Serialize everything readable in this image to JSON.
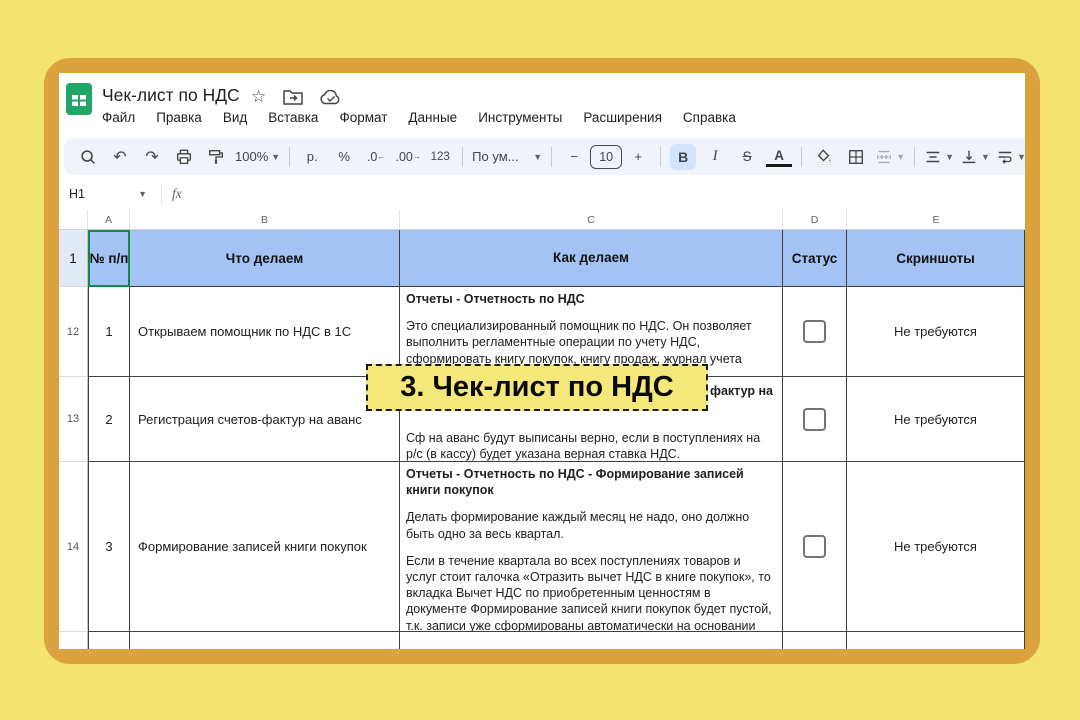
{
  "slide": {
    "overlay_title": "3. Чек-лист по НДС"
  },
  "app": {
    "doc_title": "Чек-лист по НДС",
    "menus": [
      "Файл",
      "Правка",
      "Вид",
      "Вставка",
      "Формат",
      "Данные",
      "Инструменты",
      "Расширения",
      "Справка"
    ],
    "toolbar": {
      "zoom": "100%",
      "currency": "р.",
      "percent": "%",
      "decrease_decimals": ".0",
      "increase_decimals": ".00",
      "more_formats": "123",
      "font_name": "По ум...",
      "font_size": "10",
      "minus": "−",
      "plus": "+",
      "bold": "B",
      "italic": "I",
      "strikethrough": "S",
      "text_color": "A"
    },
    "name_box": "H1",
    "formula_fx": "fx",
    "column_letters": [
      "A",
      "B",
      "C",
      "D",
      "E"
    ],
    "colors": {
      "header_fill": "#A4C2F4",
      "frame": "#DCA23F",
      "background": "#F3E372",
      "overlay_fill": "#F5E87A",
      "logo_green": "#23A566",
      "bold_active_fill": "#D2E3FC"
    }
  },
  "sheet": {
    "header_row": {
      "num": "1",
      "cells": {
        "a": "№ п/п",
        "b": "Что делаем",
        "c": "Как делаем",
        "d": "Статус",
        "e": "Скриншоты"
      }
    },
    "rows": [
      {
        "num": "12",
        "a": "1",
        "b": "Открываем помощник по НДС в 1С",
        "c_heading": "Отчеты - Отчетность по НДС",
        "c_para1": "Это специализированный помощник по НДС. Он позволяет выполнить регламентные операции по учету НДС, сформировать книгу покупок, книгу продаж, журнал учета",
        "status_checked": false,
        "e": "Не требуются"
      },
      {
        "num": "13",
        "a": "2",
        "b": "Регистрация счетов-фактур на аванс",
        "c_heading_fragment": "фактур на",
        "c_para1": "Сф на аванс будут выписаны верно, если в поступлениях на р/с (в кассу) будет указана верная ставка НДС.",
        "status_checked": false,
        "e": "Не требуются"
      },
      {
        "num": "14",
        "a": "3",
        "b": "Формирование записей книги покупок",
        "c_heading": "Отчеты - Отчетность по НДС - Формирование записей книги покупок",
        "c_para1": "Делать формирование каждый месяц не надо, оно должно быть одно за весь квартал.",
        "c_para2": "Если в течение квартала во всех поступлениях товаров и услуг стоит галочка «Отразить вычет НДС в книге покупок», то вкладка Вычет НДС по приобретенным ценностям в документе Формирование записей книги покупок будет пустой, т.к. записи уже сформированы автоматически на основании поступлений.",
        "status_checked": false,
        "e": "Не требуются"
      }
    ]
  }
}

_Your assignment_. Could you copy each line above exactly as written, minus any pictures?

_Answer to the exercise_.
Serialize everything readable in this image to JSON.
{
  "slide": {
    "overlay_title": "3. Чек-лист по НДС"
  },
  "app": {
    "doc_title": "Чек-лист по НДС",
    "menus": [
      "Файл",
      "Правка",
      "Вид",
      "Вставка",
      "Формат",
      "Данные",
      "Инструменты",
      "Расширения",
      "Справка"
    ],
    "toolbar": {
      "zoom": "100%",
      "currency": "р.",
      "percent": "%",
      "decrease_decimals": ".0",
      "increase_decimals": ".00",
      "more_formats": "123",
      "font_name": "По ум...",
      "font_size": "10",
      "minus": "−",
      "plus": "+",
      "bold": "B",
      "italic": "I",
      "strikethrough": "S",
      "text_color": "A"
    },
    "name_box": "H1",
    "formula_fx": "fx",
    "column_letters": [
      "A",
      "B",
      "C",
      "D",
      "E"
    ],
    "colors": {
      "header_fill": "#A4C2F4",
      "frame": "#DCA23F",
      "background": "#F3E372",
      "overlay_fill": "#F5E87A",
      "logo_green": "#23A566",
      "bold_active_fill": "#D2E3FC"
    }
  },
  "sheet": {
    "header_row": {
      "num": "1",
      "cells": {
        "a": "№ п/п",
        "b": "Что делаем",
        "c": "Как делаем",
        "d": "Статус",
        "e": "Скриншоты"
      }
    },
    "rows": [
      {
        "num": "12",
        "a": "1",
        "b": "Открываем помощник по НДС в 1С",
        "c_heading": "Отчеты - Отчетность по НДС",
        "c_para1": "Это специализированный помощник по НДС. Он позволяет выполнить регламентные операции по учету НДС, сформировать книгу покупок, книгу продаж, журнал учета",
        "status_checked": false,
        "e": "Не требуются"
      },
      {
        "num": "13",
        "a": "2",
        "b": "Регистрация счетов-фактур на аванс",
        "c_heading_fragment": "фактур на",
        "c_para1": "Сф на аванс будут выписаны верно, если в поступлениях на р/с (в кассу) будет указана верная ставка НДС.",
        "status_checked": false,
        "e": "Не требуются"
      },
      {
        "num": "14",
        "a": "3",
        "b": "Формирование записей книги покупок",
        "c_heading": "Отчеты - Отчетность по НДС - Формирование записей книги покупок",
        "c_para1": "Делать формирование каждый месяц не надо, оно должно быть одно за весь квартал.",
        "c_para2": "Если в течение квартала во всех поступлениях товаров и услуг стоит галочка «Отразить вычет НДС в книге покупок», то вкладка Вычет НДС по приобретенным ценностям в документе Формирование записей книги покупок будет пустой, т.к. записи уже сформированы автоматически на основании поступлений.",
        "status_checked": false,
        "e": "Не требуются"
      }
    ]
  }
}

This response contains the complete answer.